*** Opening of EXERCISE INPUT ***

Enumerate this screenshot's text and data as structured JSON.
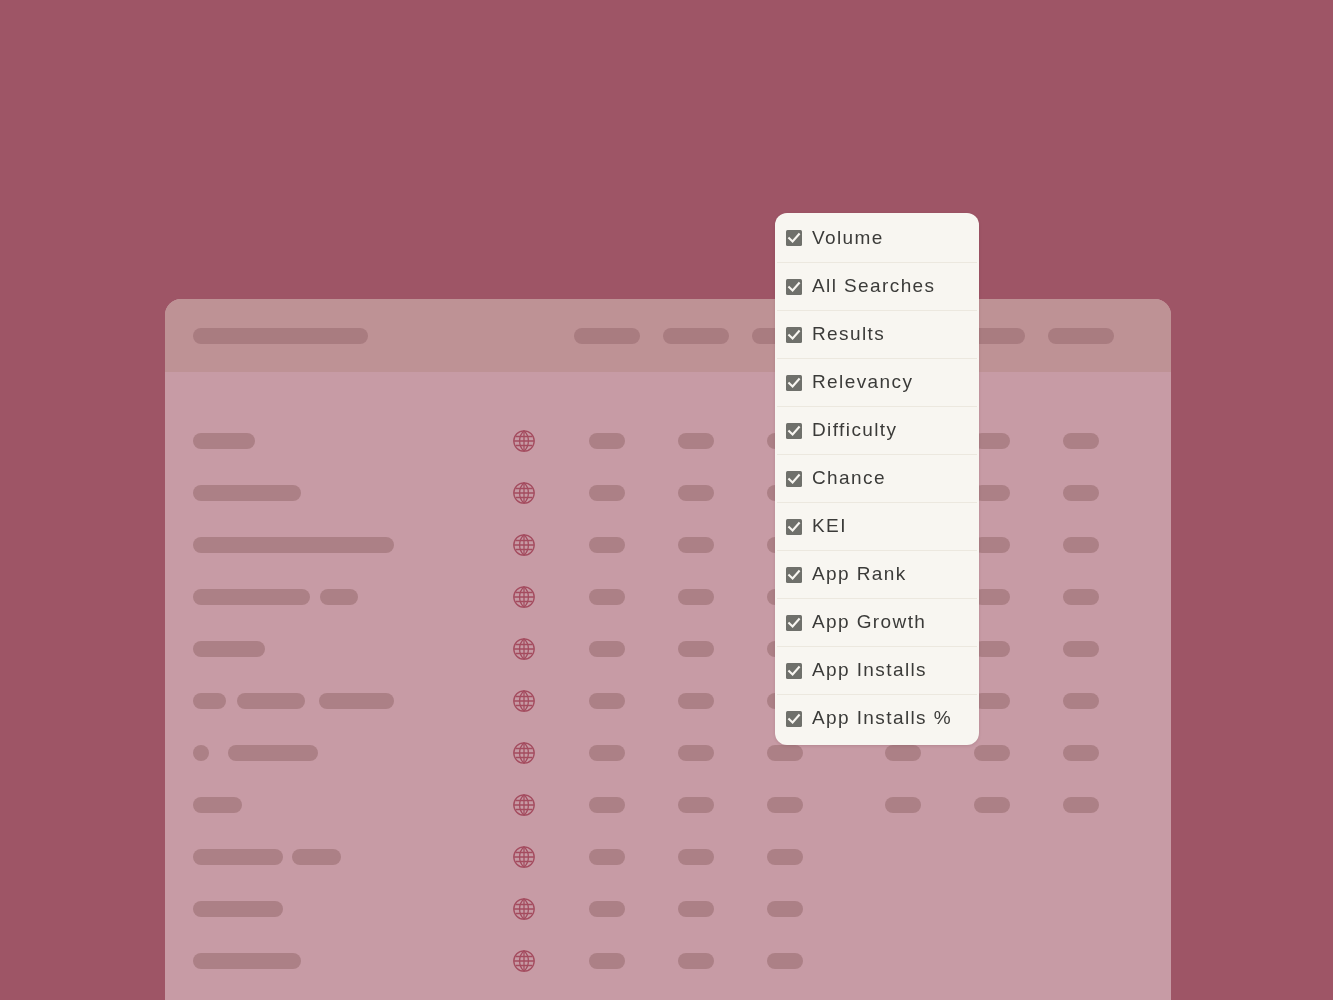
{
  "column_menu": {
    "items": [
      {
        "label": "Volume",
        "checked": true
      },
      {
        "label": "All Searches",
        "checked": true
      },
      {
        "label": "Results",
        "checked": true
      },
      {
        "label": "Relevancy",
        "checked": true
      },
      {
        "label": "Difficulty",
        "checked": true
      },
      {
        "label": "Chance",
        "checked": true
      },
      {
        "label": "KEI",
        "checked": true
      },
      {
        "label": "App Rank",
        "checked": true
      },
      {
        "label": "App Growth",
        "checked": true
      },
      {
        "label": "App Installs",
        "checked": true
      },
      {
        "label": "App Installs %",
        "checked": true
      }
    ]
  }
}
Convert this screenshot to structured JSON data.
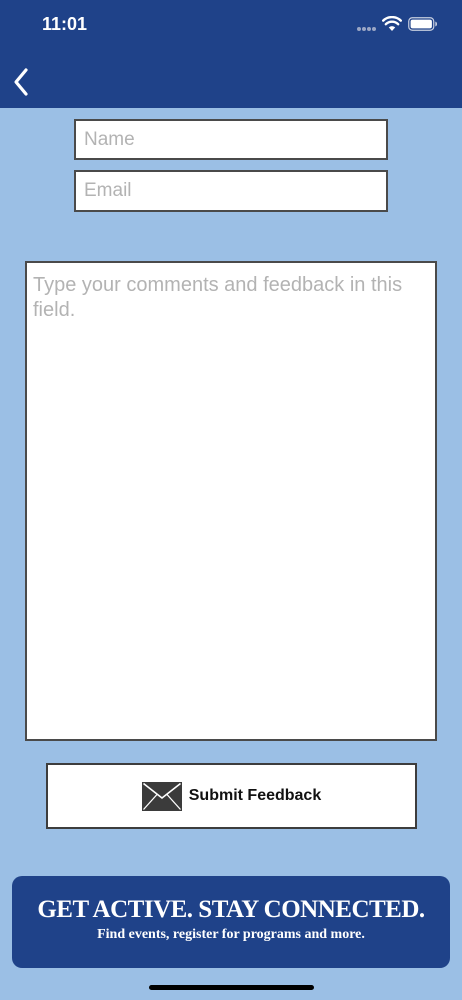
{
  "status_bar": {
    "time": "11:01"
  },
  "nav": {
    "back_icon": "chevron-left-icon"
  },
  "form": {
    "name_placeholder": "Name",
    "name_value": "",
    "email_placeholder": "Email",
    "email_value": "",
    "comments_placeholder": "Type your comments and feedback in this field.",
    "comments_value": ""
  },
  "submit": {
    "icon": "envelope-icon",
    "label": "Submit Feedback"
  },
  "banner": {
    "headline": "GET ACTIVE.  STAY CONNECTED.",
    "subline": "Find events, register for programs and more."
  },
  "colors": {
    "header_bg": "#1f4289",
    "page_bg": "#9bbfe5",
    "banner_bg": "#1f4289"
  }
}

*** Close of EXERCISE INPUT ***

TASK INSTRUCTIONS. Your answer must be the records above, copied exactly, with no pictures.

TASK RESPONSE.
Enumerate this screenshot's text and data as structured JSON.
{
  "column_menu": {
    "items": [
      {
        "label": "Volume",
        "checked": true
      },
      {
        "label": "All Searches",
        "checked": true
      },
      {
        "label": "Results",
        "checked": true
      },
      {
        "label": "Relevancy",
        "checked": true
      },
      {
        "label": "Difficulty",
        "checked": true
      },
      {
        "label": "Chance",
        "checked": true
      },
      {
        "label": "KEI",
        "checked": true
      },
      {
        "label": "App Rank",
        "checked": true
      },
      {
        "label": "App Growth",
        "checked": true
      },
      {
        "label": "App Installs",
        "checked": true
      },
      {
        "label": "App Installs %",
        "checked": true
      }
    ]
  }
}
Convert this screenshot to structured JSON data.
{
  "status_bar": {
    "time": "11:01"
  },
  "nav": {
    "back_icon": "chevron-left-icon"
  },
  "form": {
    "name_placeholder": "Name",
    "name_value": "",
    "email_placeholder": "Email",
    "email_value": "",
    "comments_placeholder": "Type your comments and feedback in this field.",
    "comments_value": ""
  },
  "submit": {
    "icon": "envelope-icon",
    "label": "Submit Feedback"
  },
  "banner": {
    "headline": "GET ACTIVE.  STAY CONNECTED.",
    "subline": "Find events, register for programs and more."
  },
  "colors": {
    "header_bg": "#1f4289",
    "page_bg": "#9bbfe5",
    "banner_bg": "#1f4289"
  }
}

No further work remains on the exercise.